PayPal’s come a long way from humble beginnings: the US payments giant posted bumper earnings late Wednesday, and it had cryptocurrency trading partly to thank.
What does this mean?
PayPal’s revenue was 31% higher last quarter than a year previously, while profit shot up 85% to reach its highest level ever. Both figures were above investors’ expectations, driven by an ongoing surge in ecommerce spending: the company handled over $1 trillion worth of transactions over the last 12 months.
But PayPal also pointed to cryptocurrency as a major new source of growth. Since late March, its US users have been able to buy, sell, and pay for stuff with four of the largest digital currencies (although dogecoin remains as-yet unsupported). Half of those open PayPal’s app daily, suggesting crypto could be an exciting avenue to increase engagement. With a full-blown digital wallet on the way later this year, it’s perhaps no surprise the company’s earnings forecast for the rest of 2021 was higher than investors had anticipated.

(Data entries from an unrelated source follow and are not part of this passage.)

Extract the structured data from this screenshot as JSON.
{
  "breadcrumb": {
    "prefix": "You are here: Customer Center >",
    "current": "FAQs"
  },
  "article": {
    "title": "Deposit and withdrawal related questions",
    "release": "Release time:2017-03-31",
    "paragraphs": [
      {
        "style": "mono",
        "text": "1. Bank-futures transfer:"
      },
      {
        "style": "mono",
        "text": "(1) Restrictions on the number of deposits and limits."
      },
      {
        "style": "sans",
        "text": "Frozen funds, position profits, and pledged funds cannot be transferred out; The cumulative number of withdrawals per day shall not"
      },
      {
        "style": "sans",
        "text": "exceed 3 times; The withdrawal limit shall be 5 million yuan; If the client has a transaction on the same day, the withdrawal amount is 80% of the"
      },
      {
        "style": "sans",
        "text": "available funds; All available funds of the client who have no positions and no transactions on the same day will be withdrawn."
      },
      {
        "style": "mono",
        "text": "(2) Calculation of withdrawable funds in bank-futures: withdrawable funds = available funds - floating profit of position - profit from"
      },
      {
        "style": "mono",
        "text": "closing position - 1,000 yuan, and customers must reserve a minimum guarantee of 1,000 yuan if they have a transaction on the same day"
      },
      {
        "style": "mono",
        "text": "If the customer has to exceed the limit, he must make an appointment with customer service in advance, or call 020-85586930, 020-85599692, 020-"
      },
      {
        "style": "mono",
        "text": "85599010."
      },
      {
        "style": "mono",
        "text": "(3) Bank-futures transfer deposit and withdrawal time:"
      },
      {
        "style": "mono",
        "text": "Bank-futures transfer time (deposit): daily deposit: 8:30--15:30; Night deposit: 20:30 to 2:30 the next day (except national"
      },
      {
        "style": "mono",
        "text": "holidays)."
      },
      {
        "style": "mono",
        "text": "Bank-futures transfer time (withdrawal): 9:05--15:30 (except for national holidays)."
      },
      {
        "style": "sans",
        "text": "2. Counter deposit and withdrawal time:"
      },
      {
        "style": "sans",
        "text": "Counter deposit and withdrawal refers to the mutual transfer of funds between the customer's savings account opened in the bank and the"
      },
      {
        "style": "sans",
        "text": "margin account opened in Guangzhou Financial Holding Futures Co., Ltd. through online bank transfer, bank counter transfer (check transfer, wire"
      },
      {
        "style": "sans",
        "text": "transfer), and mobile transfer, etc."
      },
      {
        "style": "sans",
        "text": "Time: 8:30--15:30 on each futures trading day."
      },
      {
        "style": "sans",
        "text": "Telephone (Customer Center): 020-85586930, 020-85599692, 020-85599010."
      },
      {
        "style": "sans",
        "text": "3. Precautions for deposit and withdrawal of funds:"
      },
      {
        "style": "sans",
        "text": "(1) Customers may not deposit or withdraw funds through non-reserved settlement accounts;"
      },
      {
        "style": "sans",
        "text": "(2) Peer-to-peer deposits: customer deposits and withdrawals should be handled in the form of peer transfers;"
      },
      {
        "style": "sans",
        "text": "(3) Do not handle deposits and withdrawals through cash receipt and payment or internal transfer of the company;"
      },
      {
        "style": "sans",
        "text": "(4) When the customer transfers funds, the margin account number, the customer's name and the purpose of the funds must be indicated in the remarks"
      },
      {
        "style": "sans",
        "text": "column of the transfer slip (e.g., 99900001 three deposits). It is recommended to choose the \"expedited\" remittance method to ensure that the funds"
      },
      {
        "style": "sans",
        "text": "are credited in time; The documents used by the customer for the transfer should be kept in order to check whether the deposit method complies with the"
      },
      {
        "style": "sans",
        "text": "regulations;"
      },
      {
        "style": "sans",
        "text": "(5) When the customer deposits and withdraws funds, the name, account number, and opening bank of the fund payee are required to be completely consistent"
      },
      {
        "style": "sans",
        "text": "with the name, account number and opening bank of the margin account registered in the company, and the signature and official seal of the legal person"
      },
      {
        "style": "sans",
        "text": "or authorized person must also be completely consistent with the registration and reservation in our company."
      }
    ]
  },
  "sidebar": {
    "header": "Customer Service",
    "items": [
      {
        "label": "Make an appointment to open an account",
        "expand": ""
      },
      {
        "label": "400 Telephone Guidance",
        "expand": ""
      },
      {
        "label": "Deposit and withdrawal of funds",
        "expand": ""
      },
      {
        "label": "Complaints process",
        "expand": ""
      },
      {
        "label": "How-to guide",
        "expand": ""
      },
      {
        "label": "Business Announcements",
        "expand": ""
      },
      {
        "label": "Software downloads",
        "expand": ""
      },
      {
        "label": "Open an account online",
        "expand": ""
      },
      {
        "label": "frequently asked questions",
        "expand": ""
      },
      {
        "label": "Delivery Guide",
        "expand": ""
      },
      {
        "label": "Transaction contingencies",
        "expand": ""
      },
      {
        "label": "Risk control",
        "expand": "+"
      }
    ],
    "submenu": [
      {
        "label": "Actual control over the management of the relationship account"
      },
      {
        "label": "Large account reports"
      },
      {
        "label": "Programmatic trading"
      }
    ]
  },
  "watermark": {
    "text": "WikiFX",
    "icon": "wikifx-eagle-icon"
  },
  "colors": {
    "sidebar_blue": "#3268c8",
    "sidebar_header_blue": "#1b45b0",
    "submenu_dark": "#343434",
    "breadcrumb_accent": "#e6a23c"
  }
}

Why should I care?
The bigger picture: Brace, brace, Coinbase.
PayPal may have its crosshairs trained on newly listed cryptocurrency exchange Coinbase in particular. With 26 million retailers signed up, PayPal’s well-positioned to cash in on wider acceptance of crypto-based payment options – and convenience could lure across some of Coinbase’s current six million users, draining the latter’s own earnings potential. That may explain why Coinbase’s share price fell 6% on Thursday, while PayPal’s rose 3%.
For markets: Stocks are, like, so 2020.
Retail investors have apparently lost interest in the stock market recently, turning their attention to cryptocurrencies instead. According to US investment bank Jefferies and European stock exchanges, share trading volumes fell 20-30% in April compared to March, while crypto trading activity rose 40%.